The better you get at testing, the more often you can test…the more aggressive you can be with how you approach your test.
Frequently Asked Questions
There’s always a lot of questions about our testing because people want to make sure they are doing it right. Here is a quick review of questions that we hear often inside Endurance Nation. Hopefully htey will help you do a better job of executing your tests.
Using an Indoor Trainer – These are critical because the majority of us spend a large chunk of our season not being able to ride outside for either weather or safety considerations. But because you’re inside it means that you’ll be getting all of your data off of the rear wheel — which is the only one that’s moving! Your GPS is not functioning, nor will any speed sensor or magnet placed on the front wheel. Make sure that you have everything you need tied into that rear wheel so that you are getting good data.
Testing with a Treadmill — Using a treadmill is also a critically important, although running outside is certainly the best option. Many of us end up indoors and will need to be able to use a treadmill for our test. We recommend that you have everything you need for the test: fluids, hand towel, heart rate monitor, watch, shoes… And perhaps even warn your neighbors. It’s easy to see how you might get carried away and you’ll want to make sure that you don’t scare any of your fellow gym members away! Set the treadmill between 1% and 2% and begin warming up appropriately. After about 10 minutes you’re free to do a few pick ups at faster effort…say three repeats of 30 seconds each..then jog again a few minutes and begin your test.
Please Note: You cannot directly correlate the speed that you attain on a treadmill to the speeds that you will run outside. Typically there is a bit of lag and you’ll often find the heart rate is lower than when running outside. But your treadmill test is a good baseline for the next general test and all of the treadmill workouts which will be doing. When you get back outside again you’ll either need to adjust your numbers based on experience, or test again.
How Do You Define Improvement?
This is super hard to think about because everyone wants to be sure they are improving. If you’re using a very specific device like a power meter, checking improvement is very easy because you can see the numbers go up or down based off of your effort.
This is also true for using a gps or pace device on a fixed course. If you cover 3.1 miles in less time… you ran faster. It’s pretty simple. Inside Endurance Nation were looking for that functional improvement: you moving your body faster down the road. Those of you who don’t have a power or pace device will most likely use something like a heart rate monitor. While you’ll be using a heart rate as a tool to gauge your effort, higher or lower heart rate numbers are not the outcomes of the test that you are looking for.
We still want you to track the time it took you to run or ride the distance. I still want you to know what your paces were so that you can determine whether or not you did more work.
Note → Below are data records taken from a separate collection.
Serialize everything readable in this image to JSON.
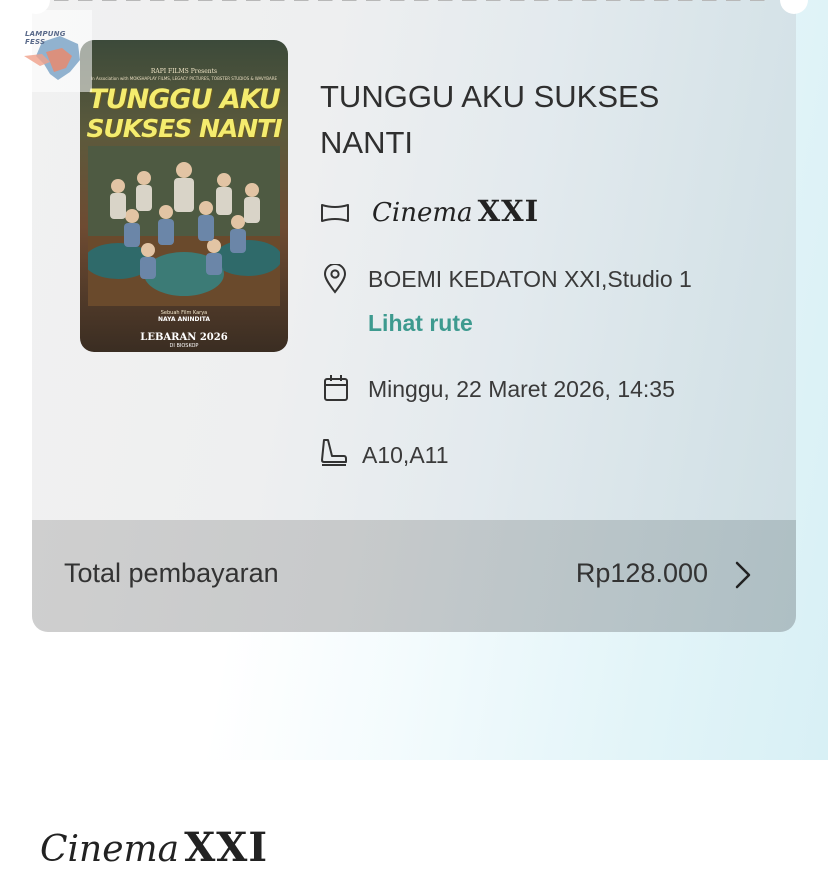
{
  "watermark": {
    "text_line1": "LAMPUNG",
    "text_line2": "FESS"
  },
  "poster": {
    "publisher": "RAPI FILMS Presents",
    "credit": "In Association with MOKSHAPLAY FILMS, LEGACY PICTURES, TOBSTER STUDIOS & WAVYBARE",
    "title_line1": "TUNGGU AKU",
    "title_line2": "SUKSES NANTI",
    "subtitle1": "Sebuah Film Karya",
    "director": "NAYA ANINDITA",
    "release": "LEBARAN 2026",
    "release_sub": "DI BIOSKOP"
  },
  "movie": {
    "title": "TUNGGU AKU SUKSES NANTI"
  },
  "cinema": {
    "script": "Cinema",
    "xxi": "XXI"
  },
  "location": {
    "name": "BOEMI KEDATON XXI,Studio 1",
    "route_link": "Lihat rute"
  },
  "schedule": {
    "datetime": "Minggu, 22 Maret 2026, 14:35"
  },
  "seats": {
    "value": "A10,A11"
  },
  "payment": {
    "label": "Total pembayaran",
    "amount": "Rp128.000"
  },
  "footer": {
    "brand_script": "Cinema",
    "brand_xxi": "XXI"
  },
  "colors": {
    "link": "#3d9a8f",
    "text": "#333333"
  }
}
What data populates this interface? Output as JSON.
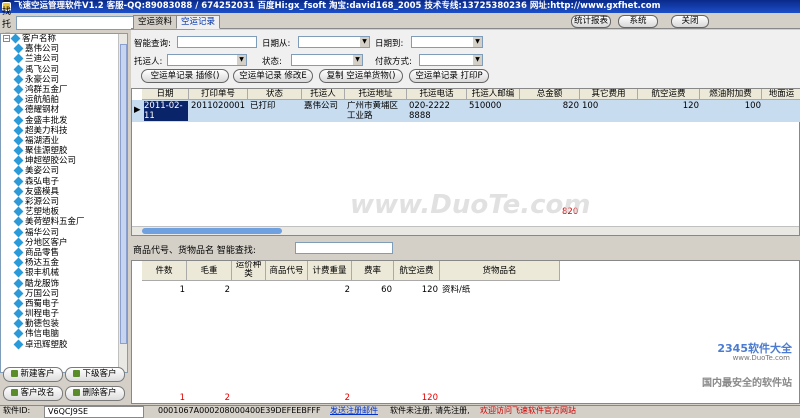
{
  "window": {
    "title": "飞速空运管理软件V1.2 客服-QQ:89083088 / 674252031 百度Hi:gx_fsoft 淘宝:david168_2005 技术专线:13725380236 网址:http://www.gxfhet.com"
  },
  "left": {
    "search_label": "查找托运人:",
    "search_value": ""
  },
  "tree": {
    "root": "客户名称",
    "items": [
      "嘉伟公司",
      "兰迪公司",
      "禹飞公司",
      "永豪公司",
      "鸿群五金厂",
      "运航船舶",
      "德耀钢材",
      "金盛丰批发",
      "超美力科技",
      "福湖酒业",
      "聚佳源塑胶",
      "坤超塑胶公司",
      "美姿公司",
      "森弘电子",
      "友盛模具",
      "彩源公司",
      "艺塑地板",
      "美荷塑料五金厂",
      "福华公司",
      "分地区客户",
      "商品零售",
      "杨达五金",
      "银丰机械",
      "酷龙服饰",
      "万国公司",
      "西蜀电子",
      "圳程电子",
      "勤德包装",
      "伟信电脑",
      "卓迅辉塑胶"
    ]
  },
  "left_buttons": [
    "新建客户",
    "下级客户",
    "客户改名",
    "删除客户"
  ],
  "tabs": [
    "空运资料",
    "空运记录"
  ],
  "top_buttons": [
    "统计报表",
    "系统",
    "关闭"
  ],
  "filters": {
    "smart_label": "智能查询:",
    "date_from": "日期从:",
    "date_to": "日期到:",
    "shipper": "托运人:",
    "status": "状态:",
    "payment": "付款方式:"
  },
  "actions": [
    "空运单记录 插修()",
    "空运单记录 修改E",
    "复制 空运单货物()",
    "空运单记录 打印P"
  ],
  "grid1": {
    "headers": [
      "日期",
      "打印单号",
      "状态",
      "托运人",
      "托运地址",
      "托运电话",
      "托运人邮编",
      "总金额",
      "其它费用",
      "航空运费",
      "燃油附加费",
      "地面运"
    ],
    "row": [
      "2011-02-11",
      "2011020001",
      "已打印",
      "嘉伟公司",
      "广州市黄埔区工业路",
      "020-2222 8888",
      "510000",
      "820",
      "100",
      "120",
      "100",
      ""
    ],
    "total": "820"
  },
  "goods": {
    "label": "商品代号、货物品名 智能查找:",
    "headers": [
      "件数",
      "毛重",
      "运价种类",
      "商品代号",
      "计费重量",
      "费率",
      "航空运费",
      "货物品名"
    ],
    "row": [
      "1",
      "2",
      "",
      "",
      "2",
      "60",
      "120",
      "资料/纸"
    ],
    "totals": [
      "1",
      "2",
      "",
      "",
      "2",
      "",
      "120",
      ""
    ]
  },
  "status": {
    "id_label": "软件ID:",
    "id_value": "V6QCJ9SE",
    "reg_value": "0001067A000208000400E39DEFEEBFFF",
    "reg_link": "发送注册邮件",
    "unreg": "软件未注册, 请先注册,",
    "visit": "欢迎访问飞速软件官方网站"
  },
  "watermark": "www.DuoTe.com",
  "badge": {
    "top": "2345软件大全",
    "mid": "www.DuoTe.com",
    "bottom": "国内最安全的软件站"
  }
}
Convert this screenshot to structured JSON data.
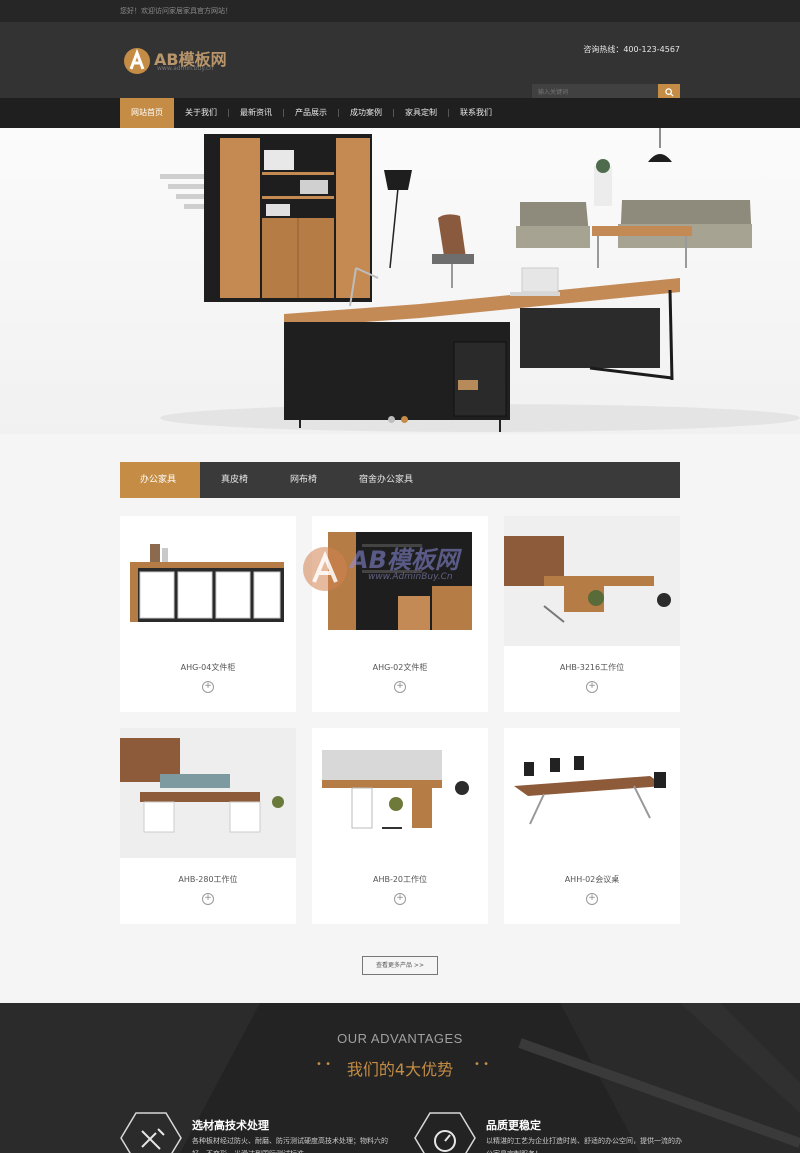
{
  "top_strip": {
    "welcome": "您好！欢迎访问家居家具官方网站！"
  },
  "header": {
    "logo_text": "AB模板网",
    "logo_sub": "www.admin.buy.cn",
    "hotline": "咨询热线：400-123-4567",
    "search_placeholder": "输入关键词",
    "accent_color": "#c48c44"
  },
  "nav": {
    "items": [
      {
        "label": "网站首页",
        "active": true
      },
      {
        "label": "关于我们"
      },
      {
        "label": "最新资讯"
      },
      {
        "label": "产品展示"
      },
      {
        "label": "成功案例"
      },
      {
        "label": "家具定制"
      },
      {
        "label": "联系我们"
      }
    ]
  },
  "banner": {
    "slide_count": 2,
    "active_slide": 1
  },
  "tabs": [
    {
      "label": "办公家具",
      "active": true
    },
    {
      "label": "真皮椅"
    },
    {
      "label": "网布椅"
    },
    {
      "label": "宿舍办公家具"
    }
  ],
  "products": [
    {
      "title": "AHG-04文件柜"
    },
    {
      "title": "AHG-02文件柜"
    },
    {
      "title": "AHB-3216工作位"
    },
    {
      "title": "AHB-280工作位"
    },
    {
      "title": "AHB-20工作位"
    },
    {
      "title": "AHH-02会议桌"
    }
  ],
  "more_button": "查看更多产品 >>",
  "watermark": {
    "text": "AB模板网",
    "sub": "www.AdminBuy.Cn"
  },
  "advantages": {
    "en_title": "OUR ADVANTAGES",
    "cn_title": "我们的4大优势",
    "items": [
      {
        "icon": "tools-icon",
        "title": "选材高技术处理",
        "desc": "各种板材经过防火、耐磨、防污测试硬度高技术处理；物料六的好，不变形，光滑达到国际测试标准"
      },
      {
        "icon": "gauge-icon",
        "title": "品质更稳定",
        "desc": "以精湛的工艺为企业打造时尚、舒适的办公空间，提供一流的办公家具定制服务！"
      }
    ]
  }
}
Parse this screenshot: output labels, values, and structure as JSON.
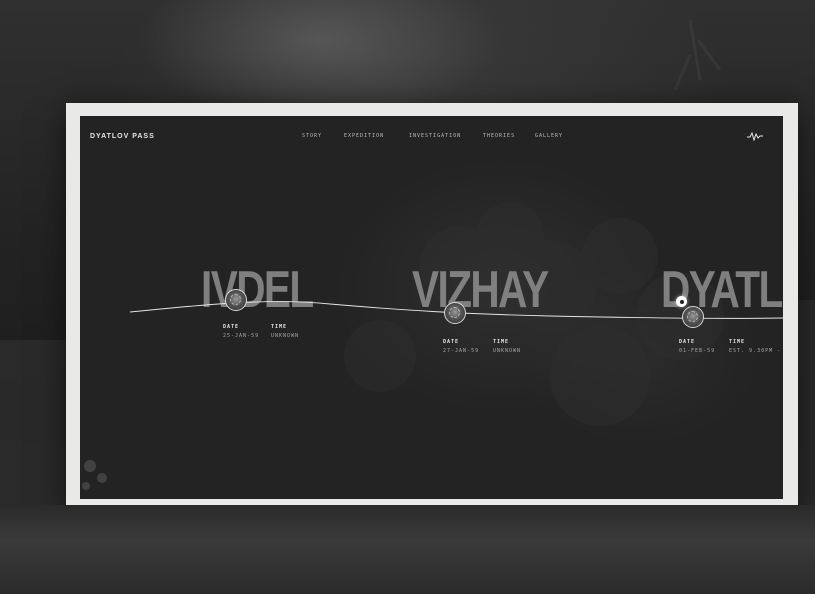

If you did a 40-minute heart rate test on an indoor trainer in Week One and you traveled 10 miles… and in Week Eight you traveled 11.3 miles, then you are fitter regardless of what the heart rate number says. That is the most important thing!
Testing is not only an important part of how you manage your training, but also provides you with a window for opportunity in recovery. It will give you insight as to whether or not you are absorbing your training and continuing to progress. If your test results stagnate and they map with how you feel about training (disinterested, tired, etc.), then this is a great opportunity to have a conversation with your coach about how to adjust things to continue to see improvement. It’s very easy to get tied into the subjective elements of her workouts, and frequent testing allows us to break through that barrier and use our own personal data for maximum results.
Good luck, and feel free to share your input in the comments below.